"The idea of taking an act amending the Clean Indoor Air Act and adding it to a criminal act that deals with stalking didn't seem to make sense," McCoy said. "We are going to protect that act."

A complaint filed Dec. 9 in state court in Carson City accuses lawmakers of violating a state constitutional requirement that laws deal with a single subject.

The lawsuit names the convention authority, state Attorney General Catherine Cortez Masto and state and county public health officers in Reno, Las Vegas and Carson City.

Convention authority spokesman Vince Alberta said the authority would respond to the lawsuit in court.

Masto spokeswoman Edie Cartwright said the attorney general's office was reviewing the complaint and would file a response with the court on behalf of state officials.

McCoy noted that a measure to soften the effects of the smoking law by allowing smoking in bars where children weren't allowed and at businesses with separate ventilated smoking rooms passed the Senate but died in the Assembly before provisions were added on to the anti-stalking bill.

The Cancer Society official acknowledged other state laws relate to more than one issue, and that state legislative legal counsel approved attaching the smoking provisions to the stalking law.

The lawsuit was filed the same day the smoking elements of the measure took effect, McCoy said. The date also coincided with the third anniversary of enactment of the Nevada Clean Indoor Air Act.

That initiative, approved by voters in 2006, prohibits smoking in restaurants, shopping malls, schools and day-care centers, in slot machine sections of grocery and convenience stores, and at video arcades. Smoking is still allowed on gambling floors of casinos.
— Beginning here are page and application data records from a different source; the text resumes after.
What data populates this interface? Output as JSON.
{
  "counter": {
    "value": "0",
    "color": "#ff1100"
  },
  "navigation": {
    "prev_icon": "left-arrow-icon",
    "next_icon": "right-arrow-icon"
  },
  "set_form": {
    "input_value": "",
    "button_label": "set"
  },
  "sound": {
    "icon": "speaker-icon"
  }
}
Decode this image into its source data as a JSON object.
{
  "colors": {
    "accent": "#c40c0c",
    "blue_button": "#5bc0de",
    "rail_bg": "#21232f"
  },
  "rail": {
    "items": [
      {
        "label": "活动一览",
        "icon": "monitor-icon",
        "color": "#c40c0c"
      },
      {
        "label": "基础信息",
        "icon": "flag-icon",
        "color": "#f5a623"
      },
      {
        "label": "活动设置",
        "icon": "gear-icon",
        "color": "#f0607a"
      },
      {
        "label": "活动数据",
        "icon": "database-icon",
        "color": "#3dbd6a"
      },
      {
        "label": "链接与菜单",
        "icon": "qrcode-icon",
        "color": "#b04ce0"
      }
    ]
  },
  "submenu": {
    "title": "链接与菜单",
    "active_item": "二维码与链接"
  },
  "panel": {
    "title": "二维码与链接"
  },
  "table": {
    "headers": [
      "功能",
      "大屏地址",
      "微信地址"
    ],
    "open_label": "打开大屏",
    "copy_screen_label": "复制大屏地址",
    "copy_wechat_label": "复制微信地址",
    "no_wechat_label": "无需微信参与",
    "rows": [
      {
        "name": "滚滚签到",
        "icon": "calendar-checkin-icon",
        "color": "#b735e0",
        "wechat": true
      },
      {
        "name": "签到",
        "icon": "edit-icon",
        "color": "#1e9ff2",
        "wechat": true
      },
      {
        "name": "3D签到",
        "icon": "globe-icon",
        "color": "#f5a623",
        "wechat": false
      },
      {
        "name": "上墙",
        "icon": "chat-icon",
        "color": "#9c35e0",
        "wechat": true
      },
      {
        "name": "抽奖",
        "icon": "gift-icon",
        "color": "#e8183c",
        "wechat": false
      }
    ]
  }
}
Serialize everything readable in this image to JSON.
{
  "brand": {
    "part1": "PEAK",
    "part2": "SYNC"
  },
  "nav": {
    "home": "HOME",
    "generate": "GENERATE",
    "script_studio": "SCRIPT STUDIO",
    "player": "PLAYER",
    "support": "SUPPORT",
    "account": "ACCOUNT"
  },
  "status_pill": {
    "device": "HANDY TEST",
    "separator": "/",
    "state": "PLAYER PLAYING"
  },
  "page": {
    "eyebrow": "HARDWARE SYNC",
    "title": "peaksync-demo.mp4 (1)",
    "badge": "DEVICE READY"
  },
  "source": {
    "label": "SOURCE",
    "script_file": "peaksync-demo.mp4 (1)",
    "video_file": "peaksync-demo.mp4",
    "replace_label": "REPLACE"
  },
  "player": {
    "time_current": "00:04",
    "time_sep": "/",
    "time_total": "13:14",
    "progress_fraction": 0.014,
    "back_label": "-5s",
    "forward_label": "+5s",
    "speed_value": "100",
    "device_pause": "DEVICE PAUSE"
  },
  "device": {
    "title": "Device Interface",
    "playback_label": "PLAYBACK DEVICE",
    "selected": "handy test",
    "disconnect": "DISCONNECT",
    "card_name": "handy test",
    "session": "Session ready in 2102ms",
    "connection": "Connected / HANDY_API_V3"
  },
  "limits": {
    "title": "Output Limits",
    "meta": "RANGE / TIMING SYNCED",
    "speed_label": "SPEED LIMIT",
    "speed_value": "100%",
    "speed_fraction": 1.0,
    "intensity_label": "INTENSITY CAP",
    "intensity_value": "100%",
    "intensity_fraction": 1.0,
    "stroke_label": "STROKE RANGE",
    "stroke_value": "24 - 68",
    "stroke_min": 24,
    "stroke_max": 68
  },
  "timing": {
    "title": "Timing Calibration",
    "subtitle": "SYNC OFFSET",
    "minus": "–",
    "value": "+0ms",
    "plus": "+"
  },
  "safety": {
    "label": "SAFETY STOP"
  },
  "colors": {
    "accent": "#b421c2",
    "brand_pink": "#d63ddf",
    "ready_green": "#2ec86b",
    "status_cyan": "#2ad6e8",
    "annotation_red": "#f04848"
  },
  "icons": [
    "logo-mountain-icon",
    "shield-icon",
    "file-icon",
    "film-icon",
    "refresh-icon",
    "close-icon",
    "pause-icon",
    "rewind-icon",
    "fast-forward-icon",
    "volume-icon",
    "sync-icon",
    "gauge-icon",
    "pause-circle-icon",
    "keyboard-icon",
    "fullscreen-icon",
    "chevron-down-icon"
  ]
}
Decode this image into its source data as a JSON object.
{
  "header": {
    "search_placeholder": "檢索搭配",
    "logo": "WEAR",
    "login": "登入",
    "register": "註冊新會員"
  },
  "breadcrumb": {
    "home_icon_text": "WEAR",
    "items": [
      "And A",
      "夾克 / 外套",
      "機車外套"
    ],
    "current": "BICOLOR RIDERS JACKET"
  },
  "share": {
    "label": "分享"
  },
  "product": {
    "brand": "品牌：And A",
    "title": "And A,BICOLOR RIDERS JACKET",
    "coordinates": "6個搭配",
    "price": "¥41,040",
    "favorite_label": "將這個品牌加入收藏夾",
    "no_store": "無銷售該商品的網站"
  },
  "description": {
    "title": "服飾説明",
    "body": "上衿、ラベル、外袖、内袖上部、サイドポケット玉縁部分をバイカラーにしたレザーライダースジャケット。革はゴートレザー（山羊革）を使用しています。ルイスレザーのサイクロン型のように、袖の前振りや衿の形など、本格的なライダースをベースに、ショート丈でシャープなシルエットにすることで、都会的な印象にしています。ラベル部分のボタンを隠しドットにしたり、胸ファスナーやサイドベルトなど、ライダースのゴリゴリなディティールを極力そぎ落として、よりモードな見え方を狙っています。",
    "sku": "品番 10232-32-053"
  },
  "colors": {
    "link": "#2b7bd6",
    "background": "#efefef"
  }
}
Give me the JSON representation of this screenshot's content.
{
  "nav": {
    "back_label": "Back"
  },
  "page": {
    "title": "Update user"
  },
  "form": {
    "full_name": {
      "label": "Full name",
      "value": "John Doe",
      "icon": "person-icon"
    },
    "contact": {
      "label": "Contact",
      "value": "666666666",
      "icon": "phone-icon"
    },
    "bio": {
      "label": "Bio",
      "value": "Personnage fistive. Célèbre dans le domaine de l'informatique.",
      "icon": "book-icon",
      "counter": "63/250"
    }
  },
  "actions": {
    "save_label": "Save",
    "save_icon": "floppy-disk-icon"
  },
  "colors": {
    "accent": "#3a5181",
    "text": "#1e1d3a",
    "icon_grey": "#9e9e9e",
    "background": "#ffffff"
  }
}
Tourism and convention officials have said they fear losing conventioneers and exhibitors at shows such as the Tobacco Plus Expo, where attendees were banned in 2008 from smoking at the Las Vegas Convention Center.